We exist to educate and nurture leaders to become powerful cross-cultural allies in eliminating prejudice, oppression, and other forms of mistreatment.
What We Do
We train young people as well as adults to see themselves as leaders who take initiative to stop mistreatment in any form.
We conduct workshops that open participants’ minds and hearts to the challenges and pain that individuals have experienced as a result of mistreatment because of life circumstances, including race, nationality, religion, gender identity, sexual identity and orientation, disability, and socioeconomic class, age, and occupation.
Participants gain insight into their relationship to their own intersecting identity groups as well as to groups different from their own. The result is a greater sense of belonging and shared responsibility for creating thoughtful and welcoming workplaces and communities.
Participants learn how to counteract prejudice by dispelling misinformation, building pride, intervening effectively in difficult situations, and becoming strong allies to others.
NCBI Rochester is committed to ending all oppressions that underlie the many disparities and injustices in our midst.
To that end, we take time to recognize the heritage and contributions of the indigenous peoples who stewarded the land we live on today. The six nations of the Iroquois Confederacy, known as the Haudenosaune (ho-de-no-SHO-nee), include the Cayuga, Mohawk, Oneida, Onondaga, Seneca, and Tuscarora nations. Areas in and around Monroe County are historically located within Seneca territory.
We acknowledge the hardships and atrocities that many indigenous peoples endured. It is necessary if we are to restore respect and equity between us despite a history of racism.

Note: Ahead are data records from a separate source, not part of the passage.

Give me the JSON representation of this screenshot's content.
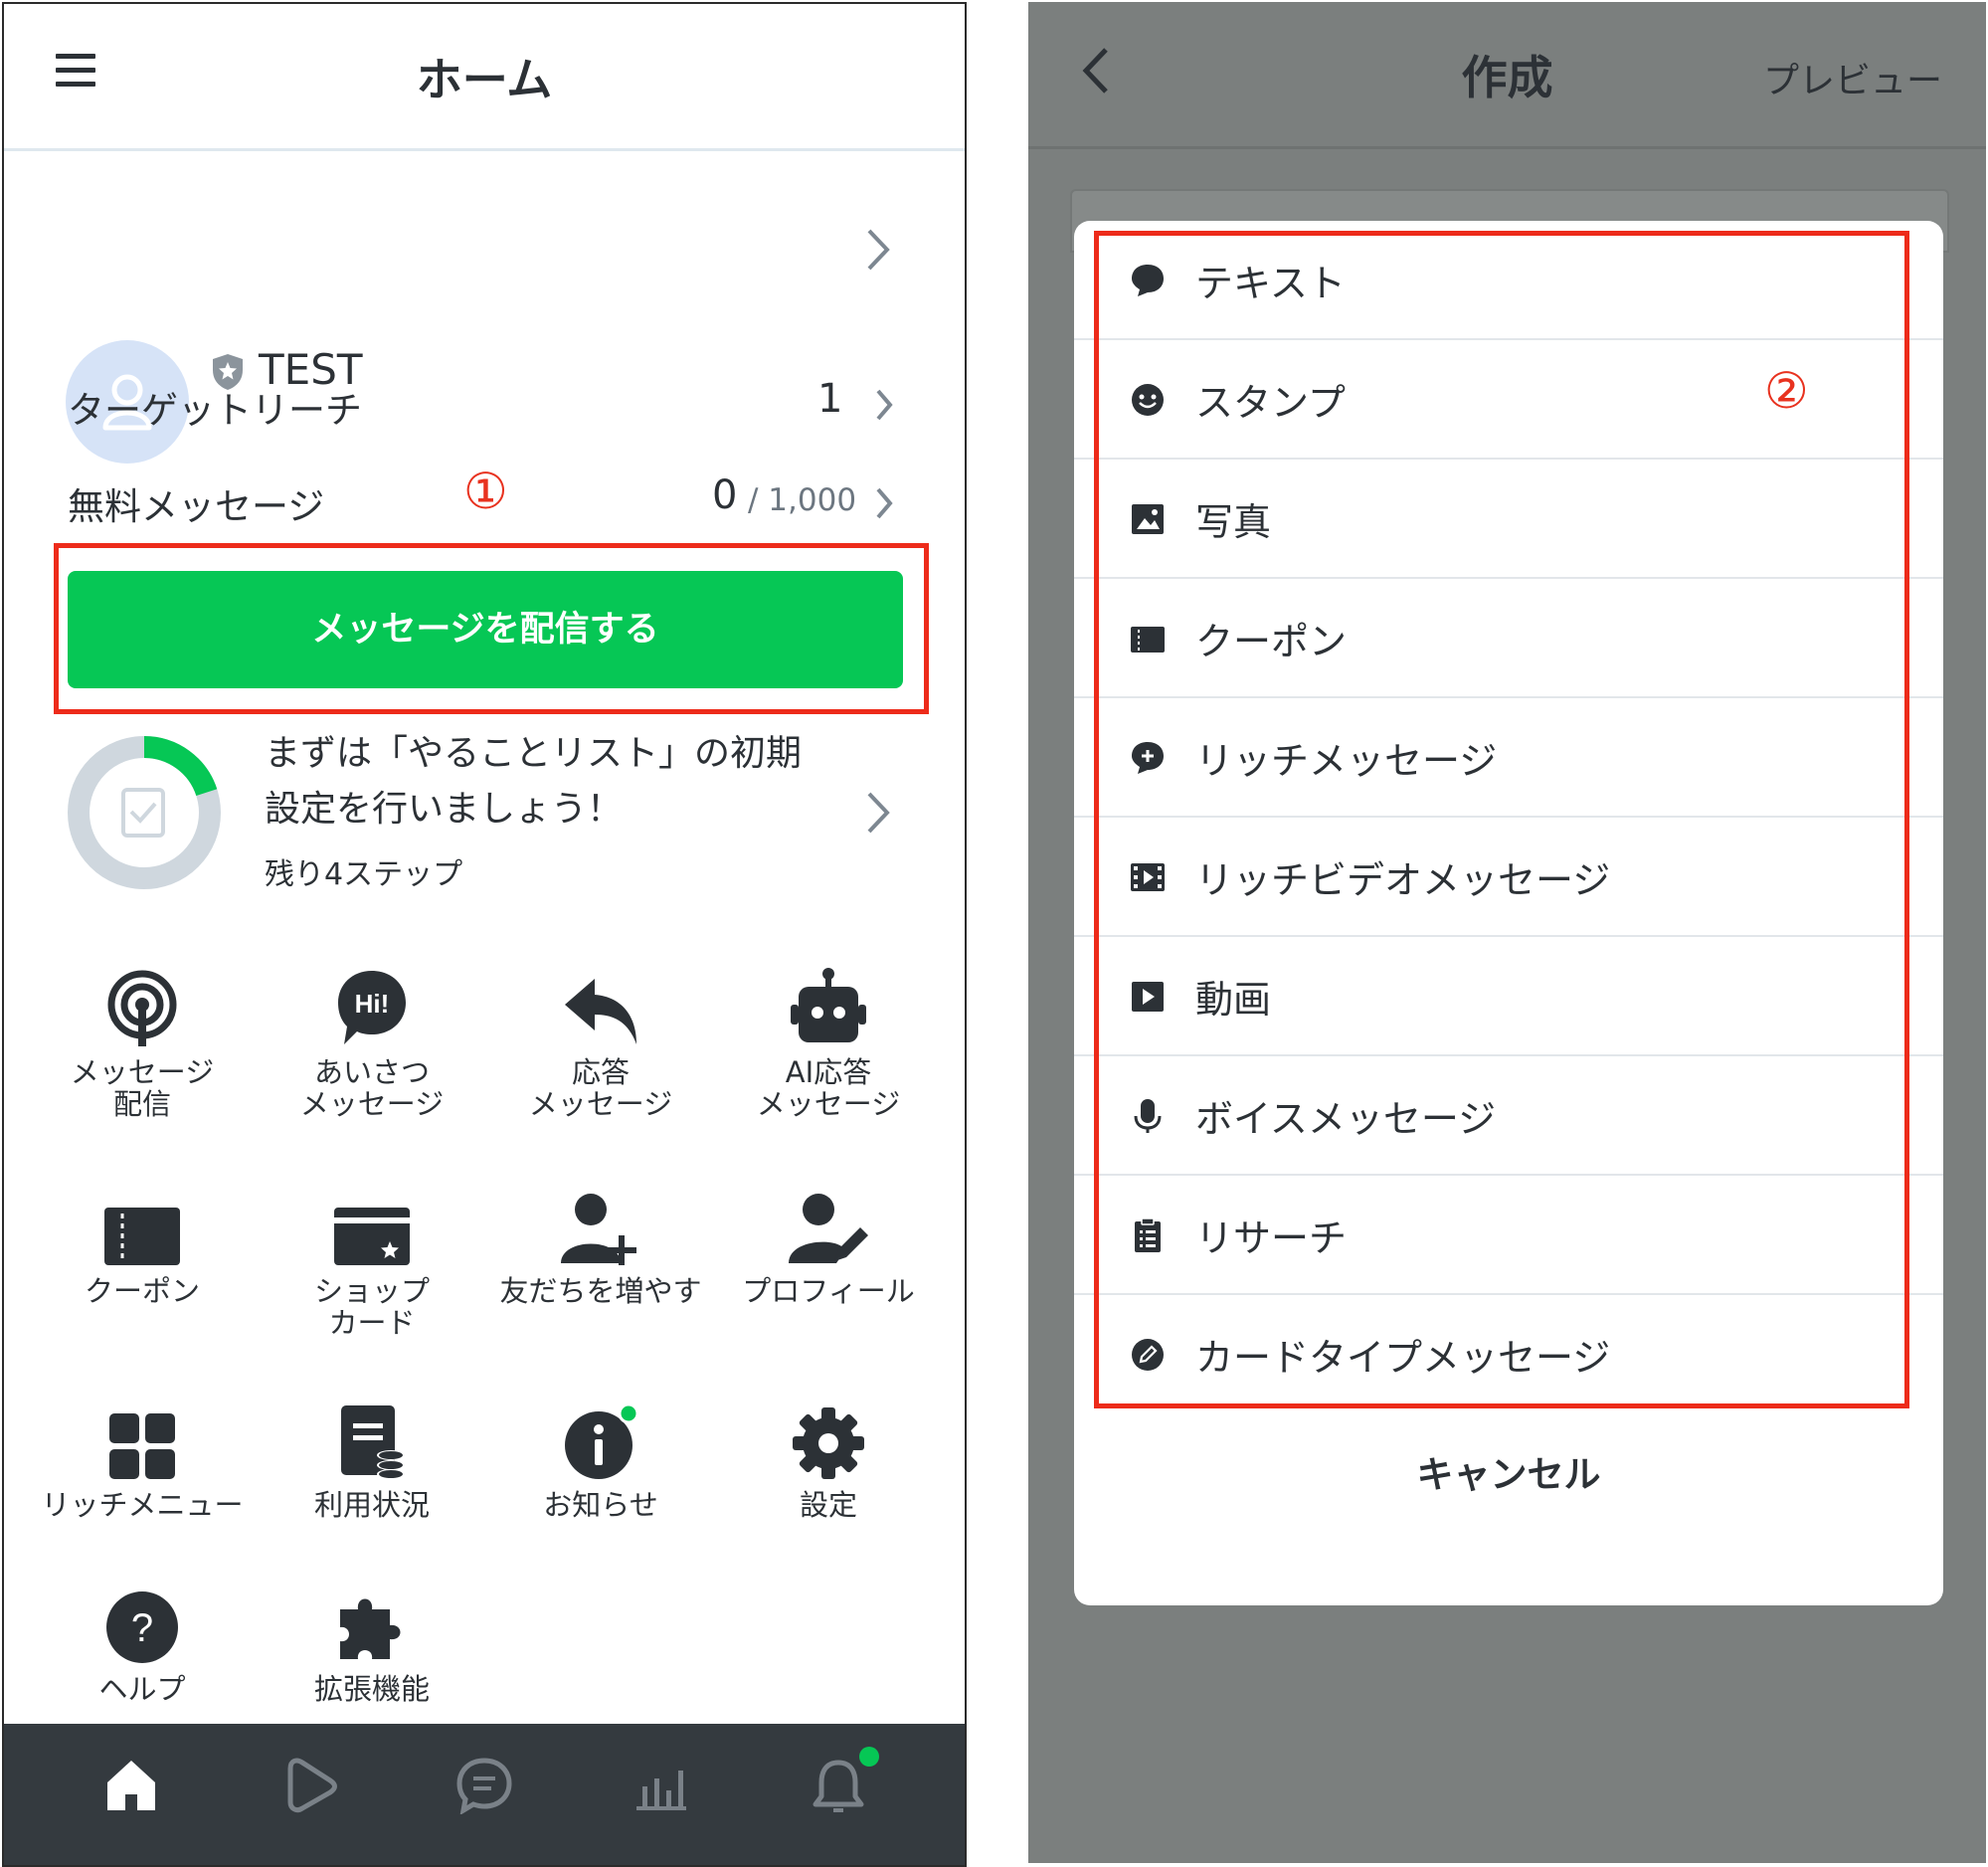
{
  "left": {
    "header": {
      "title": "ホーム",
      "menu_icon": "hamburger-menu-icon"
    },
    "account": {
      "name": "TEST",
      "avatar_icon": "person-icon",
      "badge_icon": "shield-star-icon"
    },
    "target_reach": {
      "label": "ターゲットリーチ",
      "value": "1"
    },
    "free_messages": {
      "label": "無料メッセージ",
      "used": "0",
      "limit": "/ 1,000"
    },
    "annotation_1": "①",
    "send_button": "メッセージを配信する",
    "todo": {
      "line1": "まずは「やることリスト」の初期",
      "line2": "設定を行いましょう！",
      "remaining": "残り4ステップ",
      "progress": 0.2
    },
    "grid": [
      {
        "label": "メッセージ\n配信",
        "icon": "broadcast-icon"
      },
      {
        "label": "あいさつ\nメッセージ",
        "icon": "greeting-hi-icon"
      },
      {
        "label": "応答\nメッセージ",
        "icon": "reply-icon"
      },
      {
        "label": "AI応答\nメッセージ",
        "icon": "robot-icon"
      },
      {
        "label": "クーポン",
        "icon": "coupon-icon"
      },
      {
        "label": "ショップ\nカード",
        "icon": "shop-card-icon"
      },
      {
        "label": "友だちを増やす",
        "icon": "add-friend-icon"
      },
      {
        "label": "プロフィール",
        "icon": "profile-edit-icon"
      },
      {
        "label": "リッチメニュー",
        "icon": "rich-menu-icon"
      },
      {
        "label": "利用状況",
        "icon": "usage-icon"
      },
      {
        "label": "お知らせ",
        "icon": "info-icon"
      },
      {
        "label": "設定",
        "icon": "settings-gear-icon"
      },
      {
        "label": "ヘルプ",
        "icon": "help-icon"
      },
      {
        "label": "拡張機能",
        "icon": "extension-puzzle-icon"
      }
    ],
    "bottom_nav": [
      "home-icon",
      "timeline-icon",
      "chat-icon",
      "analytics-icon",
      "notification-bell-icon"
    ],
    "colors": {
      "accent": "#06c755",
      "highlight": "#ed2b1a",
      "nav_bg": "#343a3f"
    }
  },
  "right": {
    "header": {
      "title": "作成",
      "preview": "プレビュー",
      "back_icon": "back-chevron-icon"
    },
    "annotation_2": "②",
    "options": [
      {
        "label": "テキスト",
        "icon": "text-bubble-icon"
      },
      {
        "label": "スタンプ",
        "icon": "sticker-smile-icon"
      },
      {
        "label": "写真",
        "icon": "photo-icon"
      },
      {
        "label": "クーポン",
        "icon": "coupon-icon"
      },
      {
        "label": "リッチメッセージ",
        "icon": "rich-message-icon"
      },
      {
        "label": "リッチビデオメッセージ",
        "icon": "rich-video-icon"
      },
      {
        "label": "動画",
        "icon": "video-play-icon"
      },
      {
        "label": "ボイスメッセージ",
        "icon": "microphone-icon"
      },
      {
        "label": "リサーチ",
        "icon": "survey-clipboard-icon"
      },
      {
        "label": "カードタイプメッセージ",
        "icon": "card-type-icon"
      }
    ],
    "cancel": "キャンセル"
  }
}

May this statement be our commitment to redress past injustices to all indigenous peoples and to work in harmony to create a society where everyone is valued, respected, and cherished.